Dataset rows for apps and sites
++++

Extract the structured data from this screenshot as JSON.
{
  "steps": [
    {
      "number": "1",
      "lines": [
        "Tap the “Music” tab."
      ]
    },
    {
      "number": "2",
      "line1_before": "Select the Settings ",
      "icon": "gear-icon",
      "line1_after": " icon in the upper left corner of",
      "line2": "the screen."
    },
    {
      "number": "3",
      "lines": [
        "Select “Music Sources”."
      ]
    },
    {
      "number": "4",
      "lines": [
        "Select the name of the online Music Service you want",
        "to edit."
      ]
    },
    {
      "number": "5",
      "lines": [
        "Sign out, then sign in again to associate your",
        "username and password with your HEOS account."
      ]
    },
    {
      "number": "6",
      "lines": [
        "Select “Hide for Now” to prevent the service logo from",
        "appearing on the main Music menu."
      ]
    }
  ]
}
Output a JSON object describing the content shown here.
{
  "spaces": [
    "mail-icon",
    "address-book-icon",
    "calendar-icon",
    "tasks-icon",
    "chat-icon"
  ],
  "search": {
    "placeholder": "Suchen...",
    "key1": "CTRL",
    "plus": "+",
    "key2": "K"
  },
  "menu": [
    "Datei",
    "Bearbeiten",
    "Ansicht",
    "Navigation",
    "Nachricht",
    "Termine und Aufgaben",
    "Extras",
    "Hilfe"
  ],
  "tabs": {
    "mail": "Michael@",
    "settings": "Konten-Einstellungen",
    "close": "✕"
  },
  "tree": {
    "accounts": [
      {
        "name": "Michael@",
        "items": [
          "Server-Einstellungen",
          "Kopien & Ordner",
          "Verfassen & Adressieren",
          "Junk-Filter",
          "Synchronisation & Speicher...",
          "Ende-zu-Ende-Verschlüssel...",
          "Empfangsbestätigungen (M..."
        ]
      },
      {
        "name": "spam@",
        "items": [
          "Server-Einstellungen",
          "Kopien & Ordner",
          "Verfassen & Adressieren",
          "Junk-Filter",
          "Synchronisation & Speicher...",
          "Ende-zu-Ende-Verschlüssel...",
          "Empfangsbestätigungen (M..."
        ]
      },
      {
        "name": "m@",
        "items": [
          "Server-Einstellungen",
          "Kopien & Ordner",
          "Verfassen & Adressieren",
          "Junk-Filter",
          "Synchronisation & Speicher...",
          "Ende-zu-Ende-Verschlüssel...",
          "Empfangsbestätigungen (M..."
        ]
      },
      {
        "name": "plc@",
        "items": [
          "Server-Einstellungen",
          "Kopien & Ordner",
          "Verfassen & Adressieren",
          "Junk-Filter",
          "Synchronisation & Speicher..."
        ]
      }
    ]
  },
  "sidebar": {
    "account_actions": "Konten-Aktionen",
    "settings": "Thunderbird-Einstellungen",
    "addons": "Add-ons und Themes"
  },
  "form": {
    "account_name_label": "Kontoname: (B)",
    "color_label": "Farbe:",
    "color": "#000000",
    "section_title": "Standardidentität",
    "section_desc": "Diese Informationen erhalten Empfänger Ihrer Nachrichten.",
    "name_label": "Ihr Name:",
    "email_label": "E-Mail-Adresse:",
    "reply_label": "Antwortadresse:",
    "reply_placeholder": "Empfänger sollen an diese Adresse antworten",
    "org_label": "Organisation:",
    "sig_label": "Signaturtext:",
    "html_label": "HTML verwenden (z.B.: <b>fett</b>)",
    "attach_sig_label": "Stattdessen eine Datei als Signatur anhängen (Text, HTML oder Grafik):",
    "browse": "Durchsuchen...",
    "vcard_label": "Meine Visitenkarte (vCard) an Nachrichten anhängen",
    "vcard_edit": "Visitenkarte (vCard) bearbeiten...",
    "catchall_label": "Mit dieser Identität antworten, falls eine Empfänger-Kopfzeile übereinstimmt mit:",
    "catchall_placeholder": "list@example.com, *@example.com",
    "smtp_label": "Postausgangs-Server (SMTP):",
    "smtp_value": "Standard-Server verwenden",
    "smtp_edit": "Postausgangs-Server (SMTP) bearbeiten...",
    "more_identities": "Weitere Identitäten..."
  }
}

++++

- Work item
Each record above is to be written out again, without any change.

- Solution for this exercise
Extract the structured data from this screenshot as JSON.
{
  "steps": [
    {
      "number": "1",
      "lines": [
        "Tap the “Music” tab."
      ]
    },
    {
      "number": "2",
      "line1_before": "Select the Settings ",
      "icon": "gear-icon",
      "line1_after": " icon in the upper left corner of",
      "line2": "the screen."
    },
    {
      "number": "3",
      "lines": [
        "Select “Music Sources”."
      ]
    },
    {
      "number": "4",
      "lines": [
        "Select the name of the online Music Service you want",
        "to edit."
      ]
    },
    {
      "number": "5",
      "lines": [
        "Sign out, then sign in again to associate your",
        "username and password with your HEOS account."
      ]
    },
    {
      "number": "6",
      "lines": [
        "Select “Hide for Now” to prevent the service logo from",
        "appearing on the main Music menu."
      ]
    }
  ]
}
Output a JSON object describing the content shown here.
{
  "spaces": [
    "mail-icon",
    "address-book-icon",
    "calendar-icon",
    "tasks-icon",
    "chat-icon"
  ],
  "search": {
    "placeholder": "Suchen...",
    "key1": "CTRL",
    "plus": "+",
    "key2": "K"
  },
  "menu": [
    "Datei",
    "Bearbeiten",
    "Ansicht",
    "Navigation",
    "Nachricht",
    "Termine und Aufgaben",
    "Extras",
    "Hilfe"
  ],
  "tabs": {
    "mail": "Michael@",
    "settings": "Konten-Einstellungen",
    "close": "✕"
  },
  "tree": {
    "accounts": [
      {
        "name": "Michael@",
        "items": [
          "Server-Einstellungen",
          "Kopien & Ordner",
          "Verfassen & Adressieren",
          "Junk-Filter",
          "Synchronisation & Speicher...",
          "Ende-zu-Ende-Verschlüssel...",
          "Empfangsbestätigungen (M..."
        ]
      },
      {
        "name": "spam@",
        "items": [
          "Server-Einstellungen",
          "Kopien & Ordner",
          "Verfassen & Adressieren",
          "Junk-Filter",
          "Synchronisation & Speicher...",
          "Ende-zu-Ende-Verschlüssel...",
          "Empfangsbestätigungen (M..."
        ]
      },
      {
        "name": "m@",
        "items": [
          "Server-Einstellungen",
          "Kopien & Ordner",
          "Verfassen & Adressieren",
          "Junk-Filter",
          "Synchronisation & Speicher...",
          "Ende-zu-Ende-Verschlüssel...",
          "Empfangsbestätigungen (M..."
        ]
      },
      {
        "name": "plc@",
        "items": [
          "Server-Einstellungen",
          "Kopien & Ordner",
          "Verfassen & Adressieren",
          "Junk-Filter",
          "Synchronisation & Speicher..."
        ]
      }
    ]
  },
  "sidebar": {
    "account_actions": "Konten-Aktionen",
    "settings": "Thunderbird-Einstellungen",
    "addons": "Add-ons und Themes"
  },
  "form": {
    "account_name_label": "Kontoname: (B)",
    "color_label": "Farbe:",
    "color": "#000000",
    "section_title": "Standardidentität",
    "section_desc": "Diese Informationen erhalten Empfänger Ihrer Nachrichten.",
    "name_label": "Ihr Name:",
    "email_label": "E-Mail-Adresse:",
    "reply_label": "Antwortadresse:",
    "reply_placeholder": "Empfänger sollen an diese Adresse antworten",
    "org_label": "Organisation:",
    "sig_label": "Signaturtext:",
    "html_label": "HTML verwenden (z.B.: <b>fett</b>)",
    "attach_sig_label": "Stattdessen eine Datei als Signatur anhängen (Text, HTML oder Grafik):",
    "browse": "Durchsuchen...",
    "vcard_label": "Meine Visitenkarte (vCard) an Nachrichten anhängen",
    "vcard_edit": "Visitenkarte (vCard) bearbeiten...",
    "catchall_label": "Mit dieser Identität antworten, falls eine Empfänger-Kopfzeile übereinstimmt mit:",
    "catchall_placeholder": "list@example.com, *@example.com",
    "smtp_label": "Postausgangs-Server (SMTP):",
    "smtp_value": "Standard-Server verwenden",
    "smtp_edit": "Postausgangs-Server (SMTP) bearbeiten...",
    "more_identities": "Weitere Identitäten..."
  }
}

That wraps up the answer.